The 25-year old took to Twitter to express his own delight at the turn of events:
Today is really one of the happiest days of my life! Will be in @London2012 for both the Olympic and Paralympic Games!
Pistorius is undoubtedly one of South Africa’s best home grown sporting talents. He has garnered media attention for both his abilities on the track as well as controversies around the tools of his trade. His Flex-Foot Cheetahs – the J-shaped carbon fiber prosthetics that mimic the way a cat’s hind legs work – have been used by amputees since the 1990s, though not many have excelled in running with them the way Pistorius has.
For the South-African, who has grown up playing sports with able-bodied athletes, qualifying for the Games was a long battle.

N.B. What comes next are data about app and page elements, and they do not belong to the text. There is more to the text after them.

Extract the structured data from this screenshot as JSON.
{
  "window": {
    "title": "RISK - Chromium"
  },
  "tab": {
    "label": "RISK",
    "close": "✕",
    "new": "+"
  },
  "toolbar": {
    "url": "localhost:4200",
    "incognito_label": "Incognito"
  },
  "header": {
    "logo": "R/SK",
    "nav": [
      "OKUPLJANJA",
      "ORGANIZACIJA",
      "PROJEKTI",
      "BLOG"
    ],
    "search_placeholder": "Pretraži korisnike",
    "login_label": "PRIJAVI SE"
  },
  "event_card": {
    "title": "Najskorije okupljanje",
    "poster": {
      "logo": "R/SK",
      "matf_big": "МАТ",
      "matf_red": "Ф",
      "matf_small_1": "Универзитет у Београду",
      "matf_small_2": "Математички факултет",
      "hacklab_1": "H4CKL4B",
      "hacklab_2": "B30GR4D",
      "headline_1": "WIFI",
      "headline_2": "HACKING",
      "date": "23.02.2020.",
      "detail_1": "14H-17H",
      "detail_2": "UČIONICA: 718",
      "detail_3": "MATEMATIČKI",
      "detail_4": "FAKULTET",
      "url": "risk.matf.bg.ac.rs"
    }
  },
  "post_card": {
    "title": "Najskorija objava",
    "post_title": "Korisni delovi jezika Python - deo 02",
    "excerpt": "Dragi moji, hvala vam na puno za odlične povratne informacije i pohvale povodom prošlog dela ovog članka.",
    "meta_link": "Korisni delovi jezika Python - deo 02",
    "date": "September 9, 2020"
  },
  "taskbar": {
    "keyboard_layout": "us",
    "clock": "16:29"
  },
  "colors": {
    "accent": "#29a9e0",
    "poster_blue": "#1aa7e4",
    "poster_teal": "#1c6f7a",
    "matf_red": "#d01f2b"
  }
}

The IAAF banned him from the Olympics in Beijing, arguing that carbon-fiber limbs provided him with an advantage over other competitors. The Court of Arbitration overturned these findings however, noting that those using artificial limbs had disadvantages in accelerating at the start. (Pistorious was not fast enough to qualify for Beijing).
In 2011, there was controversy also at the IAAF World Athletics Championships when he was left out of the deciding race for the South African team. He nevertheless won a silver medal – again, making history as the first amputee to win an able-bodied medal.
As a four-time Paralympic gold-medal holder (he took gold in the 100m, 200m and 400m), Pistorius will be hoping to not just run alongside able-bodies athletes; he’ll be shooting for a medal. If he won one, he’d become an even bigger inspiration – though he’s already inspired the world many times over.